The problem isn't limited to New York State. A report issued by the National Emergency Number Association (NENA) in December 2003 indicated that less than 80% of the nation's population would have access to Phase II services by 2007. The report largely blamed funding gaps, with wireless E911 experiencing an annual gap of $835 million. Part of the solution is to ensure E911 surcharge monies are used for their intended purpose by holding states accountable when they divert such funds to other uses, the report said.

“There's not a state out there that hasn't experienced a budget cut,” said NENA President Richard Taylor in a recent interview. “That's why PSAPs don't have money for upgrades.” Previously, Taylor called state diversions of E911 funds “almost criminal.”

Sen. Conrad Burns (R-Mont.) is sympathetic to the states' plight. “Many of our states are cash-strapped,” Burns said in an interview. “They think if they can delay certain expenditures, they might be able to get through the year.”

Nevertheless, Burns intends to punish states that don't use E911 funds for their intended purpose by making them ineligible for future federal E911 grants. He has co-sponsored legislation with Sen. Hillary Clinton (D-N.Y.) that will do just that. Burns said the bill has strong bipartisan support, though it could take weeks — or several months — to reach the Senate floor.

“The states have to understand that public safety is more important than roads,” Burns said.

Koon hopes they hurry. He's worried the New York State Police has its eye on $100 million in E911 grants that the New York State Dormitory Authority soon will be doling out. Grant applications are due April 1. The debt service on the grants — which must be used for capital expenditures, according to Hoffman — theoretically would be retired by funds collected from the E911 surcharge.

Last year, the state legislature put language in the budget that prevented the state police from qualifying for grants, despite operating 21 of the state's PSAPs. However, Pataki has inserted language in this year's budget — which has yet to be approved — that would allow the state to “share the costs” of operating PSAPs with municipalities, Hoffman said.

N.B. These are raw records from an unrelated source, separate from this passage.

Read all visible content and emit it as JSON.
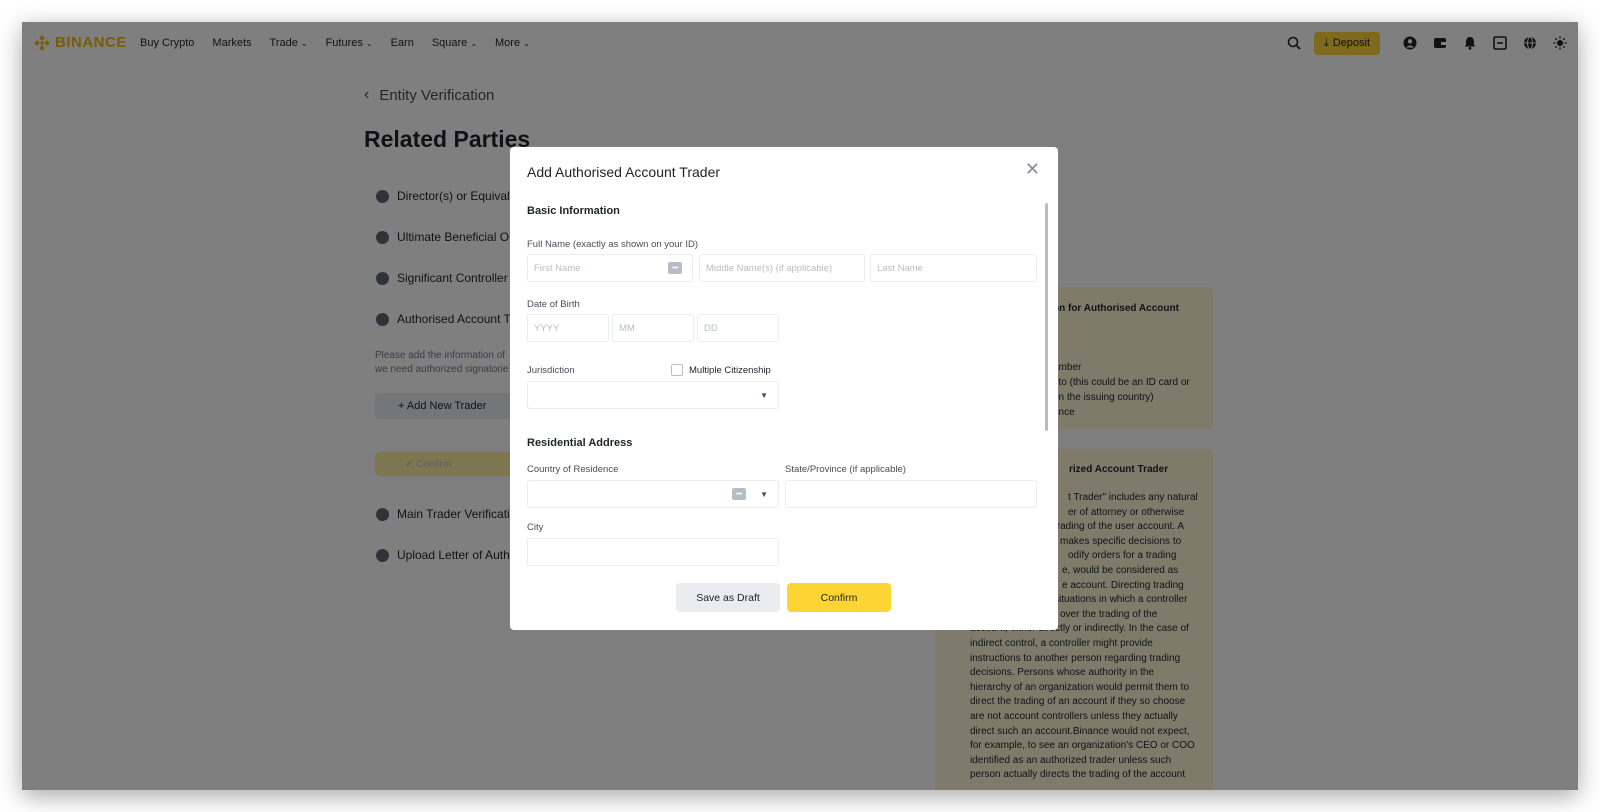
{
  "nav": {
    "logo": "BINANCE",
    "links": [
      {
        "label": "Buy Crypto",
        "chevron": false
      },
      {
        "label": "Markets",
        "chevron": false
      },
      {
        "label": "Trade",
        "chevron": true
      },
      {
        "label": "Futures",
        "chevron": true
      },
      {
        "label": "Earn",
        "chevron": false
      },
      {
        "label": "Square",
        "chevron": true
      },
      {
        "label": "More",
        "chevron": true
      }
    ],
    "deposit_label": "Deposit",
    "icons": [
      "search-icon",
      "user-icon",
      "wallet-icon",
      "bell-icon",
      "download-app-icon",
      "globe-icon",
      "theme-icon"
    ]
  },
  "page": {
    "back_label": "Entity Verification",
    "title": "Related Parties",
    "parties": [
      {
        "label": "Director(s) or Equival"
      },
      {
        "label": "Ultimate Beneficial O"
      },
      {
        "label": "Significant Controller"
      },
      {
        "label": "Authorised Account T"
      }
    ],
    "help_line1": "Please add the information of",
    "help_line2": "we need authorized signatorie",
    "add_trader_label": "+ Add New Trader",
    "confirm_label": "✔ Confirm",
    "parties_lower": [
      {
        "label": "Main Trader Verificati"
      },
      {
        "label": "Upload Letter of Auth"
      }
    ],
    "info_panel_1": {
      "title": "on for Authorised Account",
      "lines": [
        "n",
        "umber",
        "oto (this could be an ID card or",
        "on the issuing country)",
        "ence"
      ]
    },
    "info_panel_2": {
      "title": "rized Account Trader",
      "lines": [
        "t Trader\" includes any natural",
        "er of attorney or otherwise",
        "trading of the user account. A",
        "makes specific decisions to",
        "odify orders for a trading",
        "e, would be considered as",
        "e account. Directing trading",
        "situations in which a controller",
        "over the trading of the",
        "account, either directly or indirectly. In the case of",
        "indirect control, a controller might provide",
        "instructions to another person regarding trading",
        "decisions. Persons whose authority in the",
        "hierarchy of an organization would permit them to",
        "direct the trading of an account if they so choose",
        "are not account controllers unless they actually",
        "direct such an account.Binance would not expect,",
        "for example, to see an organization's CEO or COO",
        "identified as an authorized trader unless such",
        "person actually directs the trading of the account"
      ]
    }
  },
  "modal": {
    "title": "Add Authorised Account Trader",
    "basic_info_heading": "Basic Information",
    "full_name_label": "Full Name (exactly as shown on your ID)",
    "first_name_placeholder": "First Name",
    "middle_name_placeholder": "Middle Name(s) (if applicable)",
    "last_name_placeholder": "Last Name",
    "dob_label": "Date of Birth",
    "dob_year_placeholder": "YYYY",
    "dob_month_placeholder": "MM",
    "dob_day_placeholder": "DD",
    "jurisdiction_label": "Jurisdiction",
    "multiple_citizenship_label": "Multiple Citizenship",
    "residential_heading": "Residential Address",
    "country_label": "Country of Residence",
    "state_label": "State/Province (if applicable)",
    "city_label": "City",
    "save_draft_label": "Save as Draft",
    "confirm_label": "Confirm"
  },
  "colors": {
    "brand": "#f0b90b",
    "primary_button": "#fcd535",
    "info_panel": "#fdf6d7"
  }
}
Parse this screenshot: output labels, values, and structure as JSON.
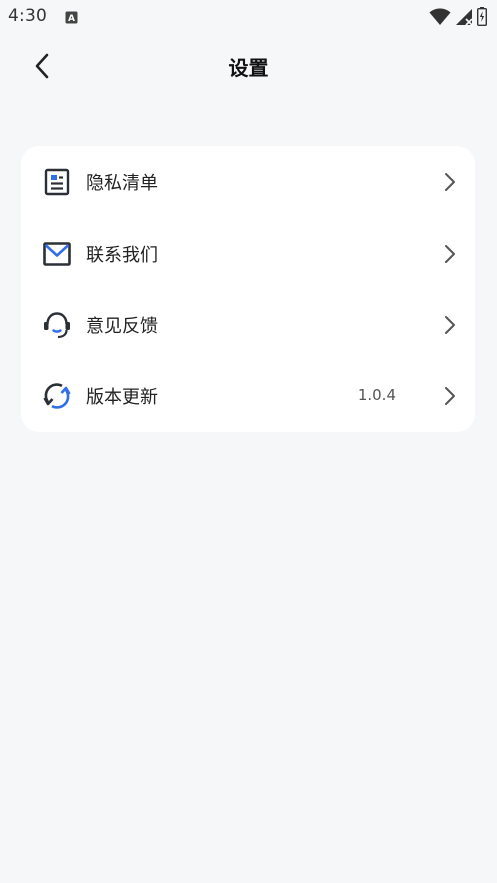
{
  "status_bar": {
    "time": "4:30",
    "notification_icon": "a-text-icon",
    "wifi_icon": "wifi-icon",
    "signal_icon": "signal-icon",
    "battery_icon": "battery-charging-icon"
  },
  "nav": {
    "back_icon": "chevron-left-icon",
    "title": "设置"
  },
  "settings": {
    "items": [
      {
        "label": "隐私清单",
        "icon": "document-list-icon",
        "value": ""
      },
      {
        "label": "联系我们",
        "icon": "mail-icon",
        "value": ""
      },
      {
        "label": "意见反馈",
        "icon": "headset-icon",
        "value": ""
      },
      {
        "label": "版本更新",
        "icon": "refresh-icon",
        "value": "1.0.4"
      }
    ]
  },
  "colors": {
    "background": "#f6f7f9",
    "card": "#ffffff",
    "accent_blue": "#2f6fe8",
    "icon_dark": "#2b2f36"
  }
}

Koon believes Pataki is trying to create a loophole that would enable the state police to get its hands on money that the Assembly doesn't want it to have.

“They're trying to go through the backdoor, and that's absolutely wrong.”